You all know how big a fan I am of the ever-intriguing coming-of-age story. This one had the benefit of Sam Rockwell, an honest script with a dash of hopeful wishing and a wonderful lead in Liam James. The awkwardness of the teenage life came across beautifully and the supporting cast is refreshingly great. I wish I would've had the opportunity to work in a place like that water park, I'm sure it would've been amazing. What can I say, this film just felt very natural and very precious to me.
6. Yeh Jawaani Hai Deewani
I pulled a real girly one in this film and bawled my eyes out... during the happy ending! This happens very rarely, believe me - usually I only cry when a character dies or something else very sad is going on in the film. YJHD is the ultimate Bollywood firework for me. It's an old-known concept about opposites attracted to each other and their romantic back-and-forth, underlined by some great song-and-dance sequences. But this film was more; it added a modern feel to the good old Bollywood Blockbuster by not giving everyone a happy ending, giving time for realism before the foreseeable climax and little things like letting characters play 'I have never...'. Far from being a young Indian myself, I sense that it delivered a rather proper depiction of Indian youth. I'm pretty sure I won't see a better Indian film than this anytime soon.
The inevitable pick for anyone who has seen this film. Gravity was a completely unexpected success for me though, hating the trailers and not being a huge fan of Sandra Bullock. Little did I know what this film would do to me and the world of film.
4. The Conjuring
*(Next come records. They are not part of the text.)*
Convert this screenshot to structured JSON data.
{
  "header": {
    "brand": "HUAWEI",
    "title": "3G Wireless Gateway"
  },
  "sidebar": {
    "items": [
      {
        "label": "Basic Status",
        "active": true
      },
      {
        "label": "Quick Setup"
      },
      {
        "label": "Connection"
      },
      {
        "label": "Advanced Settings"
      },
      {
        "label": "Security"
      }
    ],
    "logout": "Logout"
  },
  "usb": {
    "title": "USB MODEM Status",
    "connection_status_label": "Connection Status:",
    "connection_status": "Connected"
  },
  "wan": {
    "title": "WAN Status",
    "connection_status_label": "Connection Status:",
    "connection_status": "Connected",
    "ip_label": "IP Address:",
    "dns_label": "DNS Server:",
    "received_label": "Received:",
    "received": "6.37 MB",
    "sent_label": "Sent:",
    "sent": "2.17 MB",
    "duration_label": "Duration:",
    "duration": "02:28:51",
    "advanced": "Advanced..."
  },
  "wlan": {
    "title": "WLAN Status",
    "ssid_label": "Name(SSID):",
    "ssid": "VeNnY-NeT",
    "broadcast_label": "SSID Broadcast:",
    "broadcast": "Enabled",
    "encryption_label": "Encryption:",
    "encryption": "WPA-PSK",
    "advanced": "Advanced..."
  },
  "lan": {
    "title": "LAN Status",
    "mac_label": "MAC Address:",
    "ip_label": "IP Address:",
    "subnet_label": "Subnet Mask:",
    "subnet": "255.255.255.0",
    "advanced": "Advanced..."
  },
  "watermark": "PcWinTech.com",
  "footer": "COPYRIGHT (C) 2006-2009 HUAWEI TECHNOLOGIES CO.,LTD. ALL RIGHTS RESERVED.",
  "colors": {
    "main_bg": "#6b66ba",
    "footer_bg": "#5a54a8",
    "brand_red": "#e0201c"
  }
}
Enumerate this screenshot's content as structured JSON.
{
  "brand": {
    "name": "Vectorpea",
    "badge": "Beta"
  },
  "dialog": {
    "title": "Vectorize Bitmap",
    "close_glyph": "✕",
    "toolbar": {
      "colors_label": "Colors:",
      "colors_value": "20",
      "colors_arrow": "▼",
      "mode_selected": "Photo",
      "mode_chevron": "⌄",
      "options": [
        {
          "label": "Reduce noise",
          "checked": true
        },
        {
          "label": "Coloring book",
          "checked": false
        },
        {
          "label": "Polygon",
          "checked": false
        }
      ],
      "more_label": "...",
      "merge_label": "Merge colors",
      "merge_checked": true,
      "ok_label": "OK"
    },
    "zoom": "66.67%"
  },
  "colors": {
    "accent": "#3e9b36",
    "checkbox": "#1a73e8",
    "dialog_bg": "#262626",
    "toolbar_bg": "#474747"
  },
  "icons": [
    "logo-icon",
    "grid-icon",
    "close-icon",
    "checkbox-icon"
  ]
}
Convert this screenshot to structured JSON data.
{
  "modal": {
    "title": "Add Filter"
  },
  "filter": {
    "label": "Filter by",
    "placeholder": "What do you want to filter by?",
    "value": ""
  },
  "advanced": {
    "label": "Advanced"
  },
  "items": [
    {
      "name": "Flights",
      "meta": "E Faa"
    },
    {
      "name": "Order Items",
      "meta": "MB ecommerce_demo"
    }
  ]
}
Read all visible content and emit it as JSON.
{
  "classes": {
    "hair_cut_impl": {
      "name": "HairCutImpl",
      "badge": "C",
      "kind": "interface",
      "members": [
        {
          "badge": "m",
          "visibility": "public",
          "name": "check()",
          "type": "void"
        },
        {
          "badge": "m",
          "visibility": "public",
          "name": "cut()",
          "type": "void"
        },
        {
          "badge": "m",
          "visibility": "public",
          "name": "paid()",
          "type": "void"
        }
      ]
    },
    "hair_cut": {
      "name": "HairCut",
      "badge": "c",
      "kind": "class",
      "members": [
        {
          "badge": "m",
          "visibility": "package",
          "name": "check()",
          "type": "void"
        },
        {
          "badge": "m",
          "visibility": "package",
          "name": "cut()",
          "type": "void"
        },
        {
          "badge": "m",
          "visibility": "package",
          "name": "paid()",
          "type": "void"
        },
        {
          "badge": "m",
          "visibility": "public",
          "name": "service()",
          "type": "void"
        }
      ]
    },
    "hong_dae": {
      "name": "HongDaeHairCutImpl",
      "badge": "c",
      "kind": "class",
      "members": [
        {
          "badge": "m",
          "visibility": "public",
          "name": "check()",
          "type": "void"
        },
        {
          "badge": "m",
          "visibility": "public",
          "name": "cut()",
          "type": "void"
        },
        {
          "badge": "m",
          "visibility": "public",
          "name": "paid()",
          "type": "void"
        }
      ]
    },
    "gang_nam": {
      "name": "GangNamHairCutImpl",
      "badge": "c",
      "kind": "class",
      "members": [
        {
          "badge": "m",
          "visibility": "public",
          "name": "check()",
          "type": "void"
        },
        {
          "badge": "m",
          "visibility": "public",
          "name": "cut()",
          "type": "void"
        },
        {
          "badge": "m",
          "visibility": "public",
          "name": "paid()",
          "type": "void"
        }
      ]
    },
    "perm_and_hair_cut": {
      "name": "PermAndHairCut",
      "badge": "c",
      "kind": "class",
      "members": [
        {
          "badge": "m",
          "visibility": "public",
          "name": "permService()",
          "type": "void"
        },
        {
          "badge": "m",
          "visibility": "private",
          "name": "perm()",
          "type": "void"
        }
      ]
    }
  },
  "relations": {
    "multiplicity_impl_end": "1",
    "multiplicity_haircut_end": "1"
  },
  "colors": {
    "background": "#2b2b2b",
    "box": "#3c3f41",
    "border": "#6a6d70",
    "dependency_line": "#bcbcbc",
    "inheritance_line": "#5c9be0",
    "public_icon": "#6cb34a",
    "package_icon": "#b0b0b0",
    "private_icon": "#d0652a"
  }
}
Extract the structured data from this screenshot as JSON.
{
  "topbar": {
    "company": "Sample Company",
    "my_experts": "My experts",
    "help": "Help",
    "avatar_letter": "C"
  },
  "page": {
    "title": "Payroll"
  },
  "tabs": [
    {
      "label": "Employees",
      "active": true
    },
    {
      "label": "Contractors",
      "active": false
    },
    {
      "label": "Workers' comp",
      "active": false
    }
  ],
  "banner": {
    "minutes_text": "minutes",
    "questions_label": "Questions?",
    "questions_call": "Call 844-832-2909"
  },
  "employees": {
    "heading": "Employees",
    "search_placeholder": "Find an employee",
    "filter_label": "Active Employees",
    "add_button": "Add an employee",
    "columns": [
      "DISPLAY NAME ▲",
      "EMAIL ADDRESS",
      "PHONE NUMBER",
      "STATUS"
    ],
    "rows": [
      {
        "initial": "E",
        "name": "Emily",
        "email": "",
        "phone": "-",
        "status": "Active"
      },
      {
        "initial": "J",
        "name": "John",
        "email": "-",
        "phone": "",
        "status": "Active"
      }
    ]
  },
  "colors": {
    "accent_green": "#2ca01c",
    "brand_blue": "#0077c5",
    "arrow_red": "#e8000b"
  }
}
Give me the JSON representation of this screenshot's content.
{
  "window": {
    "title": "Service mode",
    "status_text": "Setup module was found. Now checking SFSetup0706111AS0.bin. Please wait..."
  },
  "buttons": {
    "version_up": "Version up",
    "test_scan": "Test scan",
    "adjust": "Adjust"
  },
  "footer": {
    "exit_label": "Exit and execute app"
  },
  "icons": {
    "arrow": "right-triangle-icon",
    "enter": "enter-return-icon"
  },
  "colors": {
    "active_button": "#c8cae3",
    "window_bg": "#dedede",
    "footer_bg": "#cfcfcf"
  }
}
I was also one the people that didn't expect anything great from The Conjuring - and it turned out to be one of my favorite horror films of the decade. I finally have a name for that-hot-guy-from-Girls and I finally know what's the deal about James Wan. The way he set up the atmosphere in this film is amazing, and atmosphere is essentially what horror is about, right? He mixed jump scares and more subtle, deeper scares wonderfully and made me scream more than 10 times in the cinema. That's what I call a good job.
3. This Is the End
'The' ending of 2013 was in this film, and it is worth seeing for that ending in itself. It's also the most fun I've had in a long time - that was before Wolf of Wall Street of course. Everyone in this is hilarious, I love that they agreed to making a fool of themselves and I love the general concept of this film - and that they never lost track of it. Which brings us to the end again. Perfect title, by the way.
2. Spring Breakers
For a long time, this was my #1 of the year and I never expected it to be overtaken by another film. It's the most colorful, most inspiring, most original film I've seen this year. I don't claim to 'get it' because there are so many things to read out of Spring Breakers, but I try to get it and I love how the impossibility of that makes this film linger in my head for such a long time. What I will say though is; this is a film about friendship and its limits, it's a film about growing up and it's a film about the dark side of the American Dream. And as far as I'm concerned, that's enough to explain why this film is so high in this list.
1. The Wolf of Wall Street
Awooooo! The Wolf of Wall Street took me completely aback. I expected a well-crafted, solid, Oscar-winning film - in other words, nothing spectacular. A film that everyone was going to like and that would just be another one of those films you can only describe as 'good'. But it was more. It was raunchy, repulsive and absolutely politically incorrect - and it scratched the surface of moral until there was nothing left but an audience listening to a man who had done horrible things, trying to find out how to do them, wanting - essentially - to be like him. In other words: its not misogynist, it shows a misogynist world, and it doesn't glamourize Belfort's life, it shows his life as it was and the audience decides that it looks 'glamorous'. Just to comment on some of the weird criticism I've read.
Back to you:
What were your least favourite films of 2013? (Officially or unofficially)